Lithium extends psychiatric patient's lifespan
Yesterday we bothered both our readers with a post about the potential life-prolonging effect of lithium, a mineral found in foods and drinking water. In addition, lithium is an active ingredient in psychopharmaceuticals that are intended to dampen extreme mood swings. Do patients who use lithium as medication live longer?
Researchers from the Swiss Federal Institute of Technology attempted to answer this question by analyzing data collected by the British UK Biobank project, which had been following half a million participants for several years.
In the Biobank database, the researchers found roughly 2,000 participants with mood disorders who were taking medication in the database. This group included 276 patients who exclusively used lithium and 552 patients who were prescribed other medications.
The researchers were able to track the patients for a period of approximately 12 years.
Compared to the patients who were prescribed other medications, the mortality rate of those who used lithium was statistically significantly lower. However, it should be noted that the mortality rate of the patients was above the average mortality rate.

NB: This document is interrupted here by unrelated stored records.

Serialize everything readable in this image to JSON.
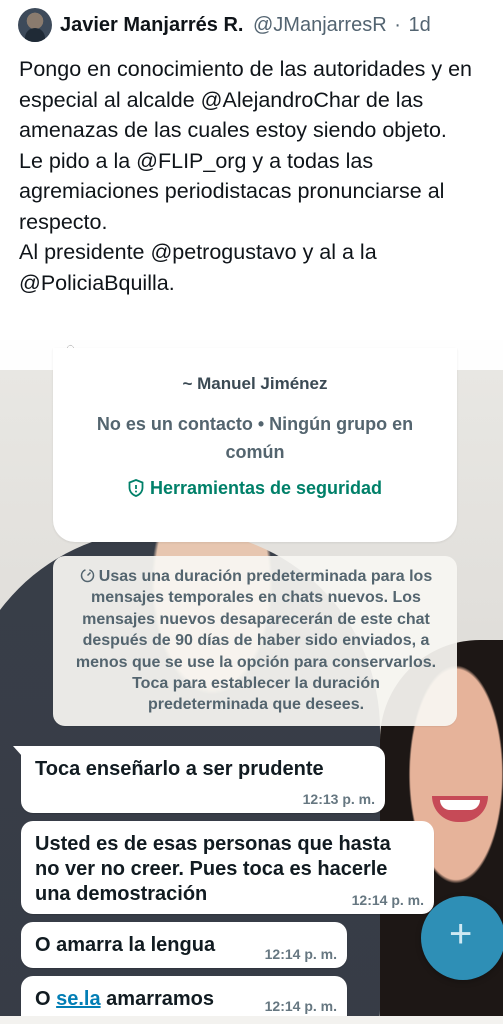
{
  "tweet": {
    "author_name": "Javier Manjarrés R.",
    "handle": "@JManjarresR",
    "separator": "·",
    "time": "1d",
    "body": "Pongo en conocimiento de las autoridades y en especial al alcalde @AlejandroChar de las amenazas de las cuales estoy siendo objeto.\nLe pido a la @FLIP_org y a todas las agremiaciones periodistacas pronunciarse al respecto.\nAl presidente @petrogustavo y al a la @PoliciaBquilla."
  },
  "chat": {
    "contact_name": "~ Manuel Jiménez",
    "contact_meta": "No es un contacto • Ningún grupo en común",
    "security_tools": "Herramientas de seguridad",
    "system_message": "Usas una duración predeterminada para los mensajes temporales en chats nuevos. Los mensajes nuevos desaparecerán de este chat después de 90 días de haber sido enviados, a menos que se use la opción para conservarlos. Toca para establecer la duración predeterminada que desees.",
    "messages": [
      {
        "text": "Toca enseñarlo a ser prudente",
        "time": "12:13 p. m."
      },
      {
        "text": "Usted es de esas personas que hasta\nno ver no creer. Pues toca es hacerle\nuna demostración",
        "time": "12:14 p. m."
      },
      {
        "text": "O amarra la lengua",
        "time": "12:14 p. m."
      },
      {
        "text_prefix": "O ",
        "text_link": "se.la",
        "text_suffix": " amarramos",
        "time": "12:14 p. m."
      }
    ],
    "fab_symbol": "+"
  },
  "icons": {
    "avatar": "avatar",
    "shield": "shield-icon",
    "timer": "timer-icon",
    "fab": "plus-icon"
  },
  "colors": {
    "accent_green": "#008069",
    "link_blue": "#027eb5",
    "fab_blue": "#2e8fb6"
  }
}
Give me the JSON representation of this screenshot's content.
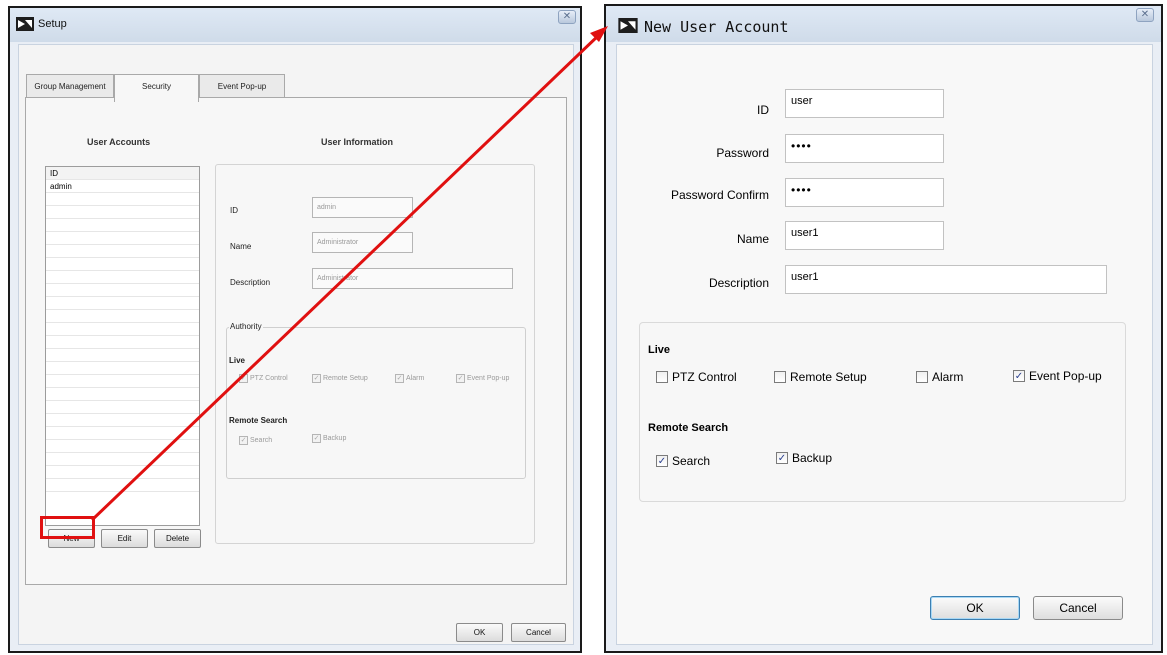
{
  "setup_window": {
    "title": "Setup",
    "close_glyph": "✕",
    "tabs": [
      {
        "label": "Group Management",
        "active": false
      },
      {
        "label": "Security",
        "active": true
      },
      {
        "label": "Event Pop-up",
        "active": false
      }
    ],
    "user_accounts": {
      "heading": "User Accounts",
      "column_header": "ID",
      "rows": [
        "admin"
      ],
      "buttons": {
        "new": "New",
        "edit": "Edit",
        "delete": "Delete"
      }
    },
    "user_information": {
      "heading": "User Information",
      "id_label": "ID",
      "id_value": "admin",
      "name_label": "Name",
      "name_value": "Administrator",
      "description_label": "Description",
      "description_value": "Administrator",
      "authority_label": "Authority",
      "live_label": "Live",
      "live_options": [
        {
          "label": "PTZ Control",
          "checked": true
        },
        {
          "label": "Remote Setup",
          "checked": true
        },
        {
          "label": "Alarm",
          "checked": true
        },
        {
          "label": "Event Pop-up",
          "checked": true
        }
      ],
      "remote_search_label": "Remote Search",
      "remote_search_options": [
        {
          "label": "Search",
          "checked": true
        },
        {
          "label": "Backup",
          "checked": true
        }
      ]
    },
    "footer": {
      "ok": "OK",
      "cancel": "Cancel"
    }
  },
  "new_user_window": {
    "title": "New User Account",
    "close_glyph": "✕",
    "fields": {
      "id_label": "ID",
      "id_value": "user",
      "password_label": "Password",
      "password_value": "••••",
      "password_confirm_label": "Password Confirm",
      "password_confirm_value": "••••",
      "name_label": "Name",
      "name_value": "user1",
      "description_label": "Description",
      "description_value": "user1"
    },
    "live_label": "Live",
    "live_options": [
      {
        "label": "PTZ Control",
        "checked": false
      },
      {
        "label": "Remote Setup",
        "checked": false
      },
      {
        "label": "Alarm",
        "checked": false
      },
      {
        "label": "Event Pop-up",
        "checked": true
      }
    ],
    "remote_search_label": "Remote Search",
    "remote_search_options": [
      {
        "label": "Search",
        "checked": true
      },
      {
        "label": "Backup",
        "checked": true
      }
    ],
    "buttons": {
      "ok": "OK",
      "cancel": "Cancel"
    },
    "check_glyph": "✓"
  },
  "annotation": {
    "color": "#e01010"
  },
  "colors": {
    "arrow": "#e01010",
    "titlebar": "#d6e2ef",
    "window_border": "#1a1a1a"
  }
}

When the researchers attempted to identify all possible factors that could affect the risk of death among the patients, they found that lithium use was the strongest factor of all. The chance of survival for those who used lithium was a factor of 3.6 lower than for those who used other medications.
You may wonder what this difference means exactly. Does thist only say something about the positive health effects of lithium? Or does it perhaps also say something about the negative health effects of other psychotropic drugs?
Aging (Albany NY). 2023 Jan 11;15. doi: 10.18632/aging.204476. Online ahead of print.
Lithium in drinking water helps you live longer 17.04.2011